Here's a few excerpts:
Students rack up 10 to 15 hours of sleep debt a week by getting six to seven hours a sleep a night, which is the equivalent of pulling one all-nighter. Anecdotal evidence from middle- and high-school parents also showed older students are not getting enough sleep. Stone said this raises concerns for their health, well-being and ability to reach their learning.
Sleep patterns change at adolescence, which does not mix well with early school start times. Students cannot necessarily go to bed earlier because their bodies release the drowsiness-inducing hormone melatonin later in the day, Himmel said. A Connecticut Board of Education study done in 2003 revealed that adolescents are more alert later in the day while younger children are more alert earlier.
Sleep deprivation can bring several health problems, according to the league's research. Students who don't get enough sleep can suffer from irritability, moodiness, emotional instability, aggressiveness and stress, said committee co-chair Peggy Dannemann. Sleep deprivation also can take a toll on cognitive function. She said students can have a harder time paying attention and a slower reaction time, or succumb to involuntary naps to catch up on their missed sleep.
Sleep-deprived students also tend to rely more on stimulants such as caffeine and have a higher rate of drug use...
"A tired child is an accident waiting to happen," Dannemann said, adding that 55 percent of the 100,000 car accidents caused by drowsy drivers each year are by 16- to 25-year-old drivers.
...44 percent of high school parents drive their children to school specifically to give them more time sleeping and 32 percent of high school students drive themselves to school for that reason.
Now this is the part of the article I thought was very interesting:
Opinion from the schools' professional staff, however, was mixed. Saxe Middle School had 71 percent of its staff wanting later start times, but only 34 percent of New Canaan High School staff agreed.
It will be interesting to see what the school board decides. Will the 34% of New Canaan High School staff against the time change be counted more important than scientific data and the 84% of New Canann High School parents who support the change?
This topic resonates with me. In highschool, I had many sleep related problems. My high school started at 7:30 am. Early morning swim practice started at 6 am and marching band practice at 7 am. I would get up at 4:45 am, to leave my house by 5:30 am to make the 20 minute walk to the swimming pool.
I made myself a little nuts. I would sometimes forge notes from home so that I could sluff school and come home to sleep in the afternoon. Even after I was no longer on the swim team, I would still periodically skip school to come home and sleep. I would also sleep through classes. Luckily, I had some good teachers who would only wake me up if we were covering material I didn't all ready know.
Most of my sleep problems ended when I was no longer in highschool. However, I have some residual side effects.
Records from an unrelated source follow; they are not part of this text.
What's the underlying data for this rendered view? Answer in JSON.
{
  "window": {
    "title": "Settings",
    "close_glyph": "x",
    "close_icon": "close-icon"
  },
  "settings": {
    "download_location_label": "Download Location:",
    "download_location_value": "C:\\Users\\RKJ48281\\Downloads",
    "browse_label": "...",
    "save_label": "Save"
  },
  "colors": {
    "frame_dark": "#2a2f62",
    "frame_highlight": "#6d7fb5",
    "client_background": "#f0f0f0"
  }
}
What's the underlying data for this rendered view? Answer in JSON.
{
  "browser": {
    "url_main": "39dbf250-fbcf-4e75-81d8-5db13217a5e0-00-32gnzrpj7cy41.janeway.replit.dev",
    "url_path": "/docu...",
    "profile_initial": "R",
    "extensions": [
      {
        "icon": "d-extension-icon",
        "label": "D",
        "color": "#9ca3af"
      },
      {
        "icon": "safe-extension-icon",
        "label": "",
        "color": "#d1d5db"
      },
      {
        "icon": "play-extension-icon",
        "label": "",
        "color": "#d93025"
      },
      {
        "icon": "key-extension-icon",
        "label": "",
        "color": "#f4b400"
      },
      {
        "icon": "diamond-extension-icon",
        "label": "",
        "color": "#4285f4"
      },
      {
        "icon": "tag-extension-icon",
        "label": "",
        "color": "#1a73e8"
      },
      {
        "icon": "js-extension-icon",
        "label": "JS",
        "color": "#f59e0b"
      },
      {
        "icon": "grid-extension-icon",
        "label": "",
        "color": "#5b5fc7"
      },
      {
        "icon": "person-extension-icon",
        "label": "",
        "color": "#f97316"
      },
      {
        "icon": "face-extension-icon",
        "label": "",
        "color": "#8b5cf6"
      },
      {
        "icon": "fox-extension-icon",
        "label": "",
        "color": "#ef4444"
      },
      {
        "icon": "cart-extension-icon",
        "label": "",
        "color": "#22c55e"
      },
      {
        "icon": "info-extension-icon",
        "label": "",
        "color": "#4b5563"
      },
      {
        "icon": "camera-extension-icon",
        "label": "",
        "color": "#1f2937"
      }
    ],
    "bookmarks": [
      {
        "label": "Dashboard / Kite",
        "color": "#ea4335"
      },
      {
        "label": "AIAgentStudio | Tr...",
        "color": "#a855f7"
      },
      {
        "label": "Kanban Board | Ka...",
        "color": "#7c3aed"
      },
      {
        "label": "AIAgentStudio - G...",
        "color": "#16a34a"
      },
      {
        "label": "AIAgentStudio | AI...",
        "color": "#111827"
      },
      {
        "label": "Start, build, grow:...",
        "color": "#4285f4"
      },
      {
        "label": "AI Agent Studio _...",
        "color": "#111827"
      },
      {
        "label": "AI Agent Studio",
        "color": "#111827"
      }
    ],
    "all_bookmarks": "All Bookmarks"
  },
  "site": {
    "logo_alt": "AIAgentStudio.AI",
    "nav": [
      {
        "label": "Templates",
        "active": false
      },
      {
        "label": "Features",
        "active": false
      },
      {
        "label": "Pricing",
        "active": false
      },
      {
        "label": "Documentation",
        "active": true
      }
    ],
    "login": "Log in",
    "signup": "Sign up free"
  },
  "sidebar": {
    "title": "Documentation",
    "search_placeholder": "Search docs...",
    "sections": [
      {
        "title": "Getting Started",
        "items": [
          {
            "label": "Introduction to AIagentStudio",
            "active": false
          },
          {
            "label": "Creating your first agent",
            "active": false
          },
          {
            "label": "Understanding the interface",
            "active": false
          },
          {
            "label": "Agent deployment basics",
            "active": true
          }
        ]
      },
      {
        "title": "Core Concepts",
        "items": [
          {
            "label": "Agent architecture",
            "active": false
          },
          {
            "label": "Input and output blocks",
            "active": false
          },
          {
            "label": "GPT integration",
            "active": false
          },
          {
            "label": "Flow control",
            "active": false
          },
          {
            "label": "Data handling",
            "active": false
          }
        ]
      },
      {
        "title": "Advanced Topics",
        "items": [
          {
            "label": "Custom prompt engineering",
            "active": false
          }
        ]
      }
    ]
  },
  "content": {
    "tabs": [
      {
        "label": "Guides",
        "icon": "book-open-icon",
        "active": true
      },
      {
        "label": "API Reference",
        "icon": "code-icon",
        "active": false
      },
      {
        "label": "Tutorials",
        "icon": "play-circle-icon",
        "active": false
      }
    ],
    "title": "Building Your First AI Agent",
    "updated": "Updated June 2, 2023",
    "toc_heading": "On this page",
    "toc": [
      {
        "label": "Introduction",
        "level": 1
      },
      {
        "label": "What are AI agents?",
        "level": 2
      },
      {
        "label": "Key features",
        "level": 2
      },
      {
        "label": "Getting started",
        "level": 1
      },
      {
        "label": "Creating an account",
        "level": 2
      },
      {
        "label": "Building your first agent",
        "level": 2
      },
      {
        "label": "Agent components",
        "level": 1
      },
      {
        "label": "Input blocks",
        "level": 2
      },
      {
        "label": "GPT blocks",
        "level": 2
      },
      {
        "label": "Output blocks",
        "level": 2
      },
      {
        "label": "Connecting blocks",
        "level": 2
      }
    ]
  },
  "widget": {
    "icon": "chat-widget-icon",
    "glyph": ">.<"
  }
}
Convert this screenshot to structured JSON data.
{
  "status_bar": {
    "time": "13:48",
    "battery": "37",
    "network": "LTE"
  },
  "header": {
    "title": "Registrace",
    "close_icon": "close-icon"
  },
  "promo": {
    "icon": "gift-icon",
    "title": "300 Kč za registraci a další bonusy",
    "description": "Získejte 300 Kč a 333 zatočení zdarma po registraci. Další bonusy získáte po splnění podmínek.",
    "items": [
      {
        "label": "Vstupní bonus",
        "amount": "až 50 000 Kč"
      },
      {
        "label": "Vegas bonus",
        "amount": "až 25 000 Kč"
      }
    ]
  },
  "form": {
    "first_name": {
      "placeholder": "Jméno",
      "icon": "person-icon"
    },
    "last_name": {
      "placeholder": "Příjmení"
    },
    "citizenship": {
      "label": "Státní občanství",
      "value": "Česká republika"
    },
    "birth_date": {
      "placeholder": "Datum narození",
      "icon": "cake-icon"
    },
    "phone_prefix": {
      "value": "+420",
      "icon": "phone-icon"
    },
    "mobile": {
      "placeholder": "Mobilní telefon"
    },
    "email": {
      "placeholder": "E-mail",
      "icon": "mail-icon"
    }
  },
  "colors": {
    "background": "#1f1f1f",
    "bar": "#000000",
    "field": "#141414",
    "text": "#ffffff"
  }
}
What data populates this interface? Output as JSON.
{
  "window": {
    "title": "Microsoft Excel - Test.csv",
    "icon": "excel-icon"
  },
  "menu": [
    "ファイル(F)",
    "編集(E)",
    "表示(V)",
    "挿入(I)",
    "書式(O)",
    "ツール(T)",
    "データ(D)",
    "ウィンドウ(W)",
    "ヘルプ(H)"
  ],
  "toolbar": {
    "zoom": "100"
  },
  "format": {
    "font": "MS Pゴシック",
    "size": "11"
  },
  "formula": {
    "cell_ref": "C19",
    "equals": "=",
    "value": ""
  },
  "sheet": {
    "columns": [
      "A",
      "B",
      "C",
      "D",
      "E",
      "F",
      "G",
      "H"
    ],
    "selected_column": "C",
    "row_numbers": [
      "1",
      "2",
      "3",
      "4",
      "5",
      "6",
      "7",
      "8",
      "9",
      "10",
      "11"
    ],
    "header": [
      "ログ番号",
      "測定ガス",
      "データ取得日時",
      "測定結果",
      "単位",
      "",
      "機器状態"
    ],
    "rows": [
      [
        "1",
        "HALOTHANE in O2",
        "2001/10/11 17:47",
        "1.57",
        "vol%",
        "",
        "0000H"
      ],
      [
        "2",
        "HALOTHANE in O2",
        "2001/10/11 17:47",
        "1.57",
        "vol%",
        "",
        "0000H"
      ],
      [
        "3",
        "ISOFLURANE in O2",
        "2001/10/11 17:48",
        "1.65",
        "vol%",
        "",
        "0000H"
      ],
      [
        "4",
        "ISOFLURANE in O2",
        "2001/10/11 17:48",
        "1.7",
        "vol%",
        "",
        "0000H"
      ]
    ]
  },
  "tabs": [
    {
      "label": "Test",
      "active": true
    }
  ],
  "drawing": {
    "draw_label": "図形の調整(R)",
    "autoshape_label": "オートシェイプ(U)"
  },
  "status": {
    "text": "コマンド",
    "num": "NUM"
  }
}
I get very anxious and can't sleep the night before I need to get up early in the morning. I also got in the habit of sleeping anytime I stopped moving.
Related Tags: school, school start time, sleep disorders, adolescent sleep patterns, sleep deprivation, sleep patterns, school boards